Provided data:
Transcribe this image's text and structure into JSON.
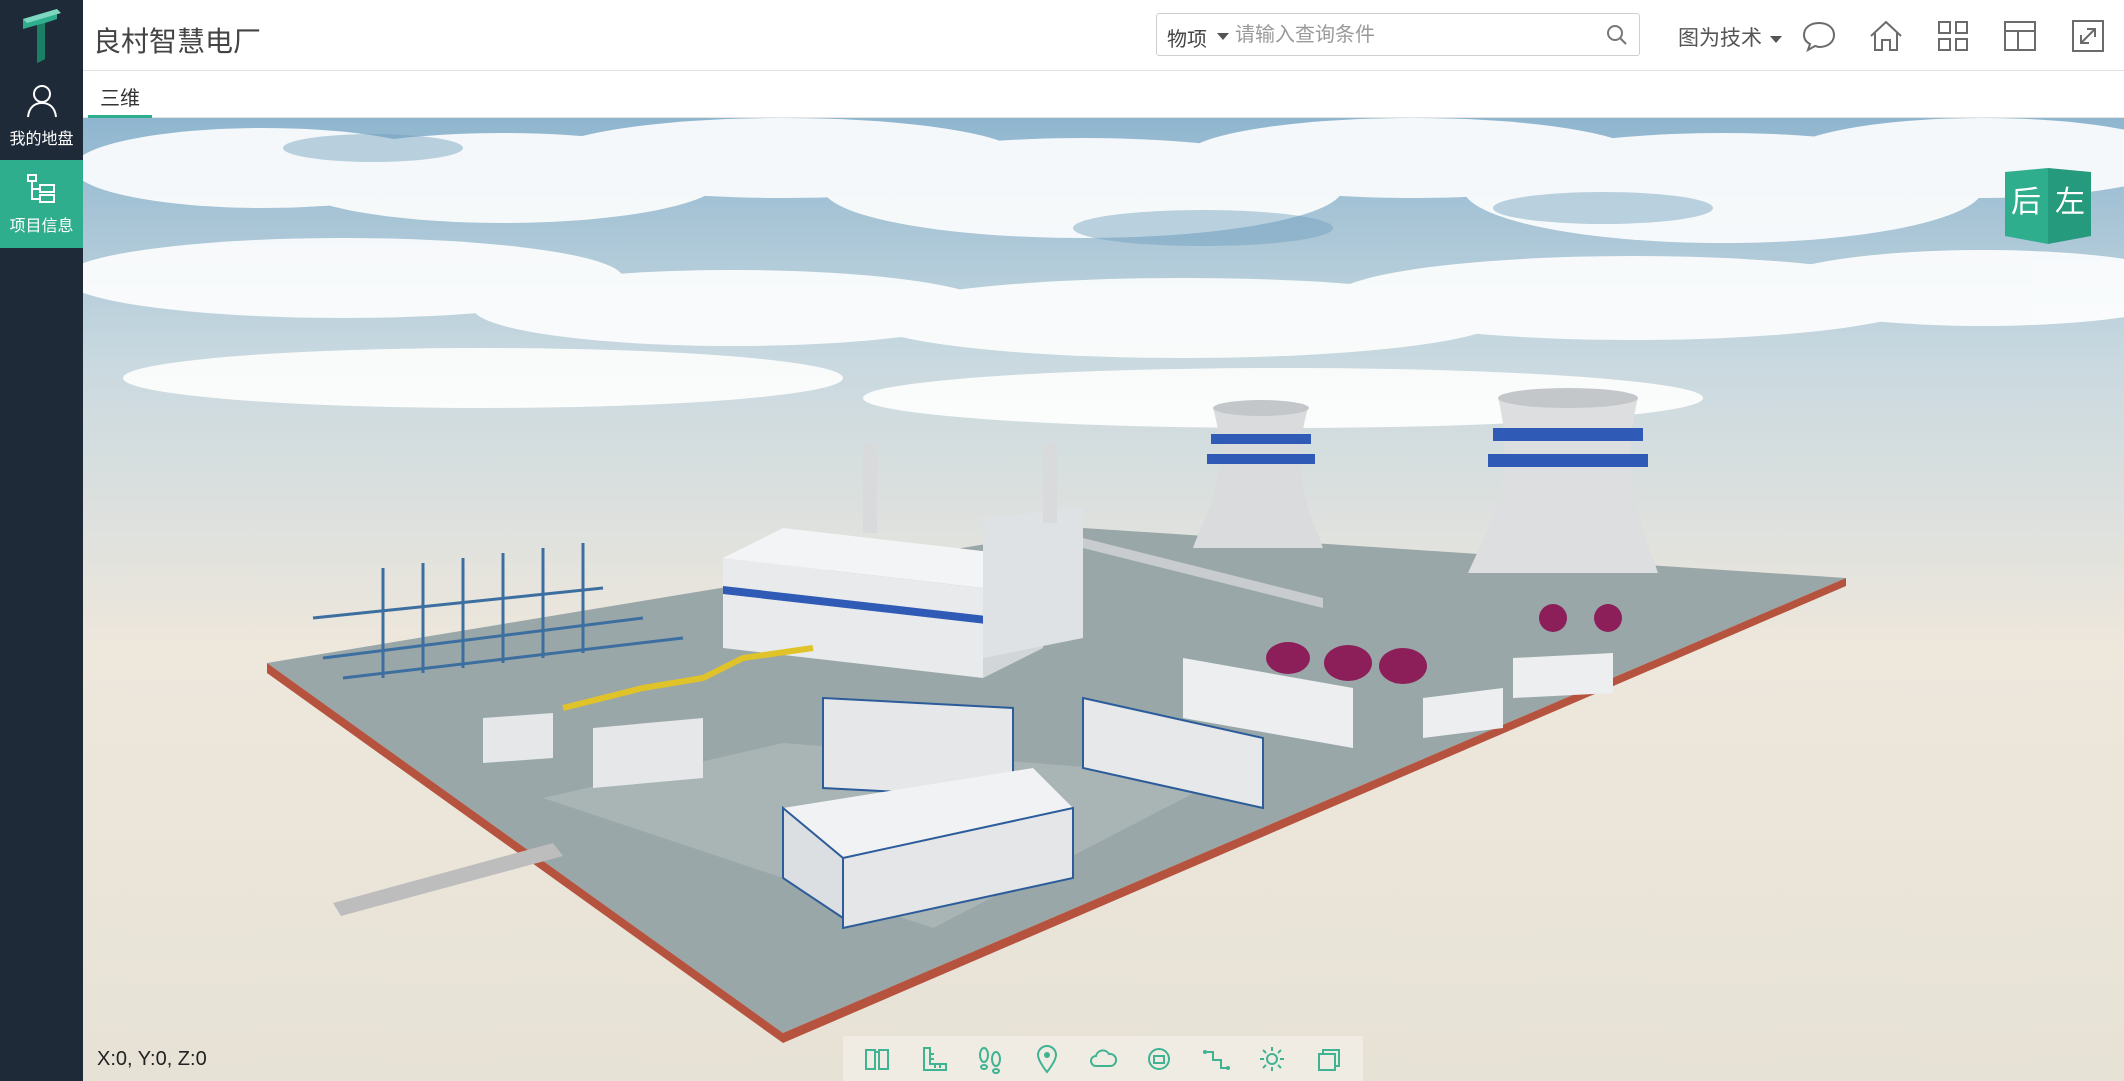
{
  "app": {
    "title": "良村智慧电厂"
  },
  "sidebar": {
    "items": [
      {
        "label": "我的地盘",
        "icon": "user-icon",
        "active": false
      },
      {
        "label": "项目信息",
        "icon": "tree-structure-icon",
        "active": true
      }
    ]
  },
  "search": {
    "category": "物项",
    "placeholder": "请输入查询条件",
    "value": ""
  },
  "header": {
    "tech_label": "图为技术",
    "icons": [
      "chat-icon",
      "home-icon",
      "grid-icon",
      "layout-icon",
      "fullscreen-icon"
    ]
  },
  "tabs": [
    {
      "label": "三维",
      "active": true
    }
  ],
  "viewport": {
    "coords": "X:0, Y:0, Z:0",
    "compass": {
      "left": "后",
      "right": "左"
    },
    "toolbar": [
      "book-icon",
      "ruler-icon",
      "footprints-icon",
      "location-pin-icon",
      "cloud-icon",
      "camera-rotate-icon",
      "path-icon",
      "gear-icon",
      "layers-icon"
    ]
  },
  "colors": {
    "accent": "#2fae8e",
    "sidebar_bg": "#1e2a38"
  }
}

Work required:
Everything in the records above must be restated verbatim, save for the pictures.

Exercise result:
Transcribe this image's text and structure into JSON.
{
  "app": {
    "title": "良村智慧电厂"
  },
  "sidebar": {
    "items": [
      {
        "label": "我的地盘",
        "icon": "user-icon",
        "active": false
      },
      {
        "label": "项目信息",
        "icon": "tree-structure-icon",
        "active": true
      }
    ]
  },
  "search": {
    "category": "物项",
    "placeholder": "请输入查询条件",
    "value": ""
  },
  "header": {
    "tech_label": "图为技术",
    "icons": [
      "chat-icon",
      "home-icon",
      "grid-icon",
      "layout-icon",
      "fullscreen-icon"
    ]
  },
  "tabs": [
    {
      "label": "三维",
      "active": true
    }
  ],
  "viewport": {
    "coords": "X:0, Y:0, Z:0",
    "compass": {
      "left": "后",
      "right": "左"
    },
    "toolbar": [
      "book-icon",
      "ruler-icon",
      "footprints-icon",
      "location-pin-icon",
      "cloud-icon",
      "camera-rotate-icon",
      "path-icon",
      "gear-icon",
      "layers-icon"
    ]
  },
  "colors": {
    "accent": "#2fae8e",
    "sidebar_bg": "#1e2a38"
  }
}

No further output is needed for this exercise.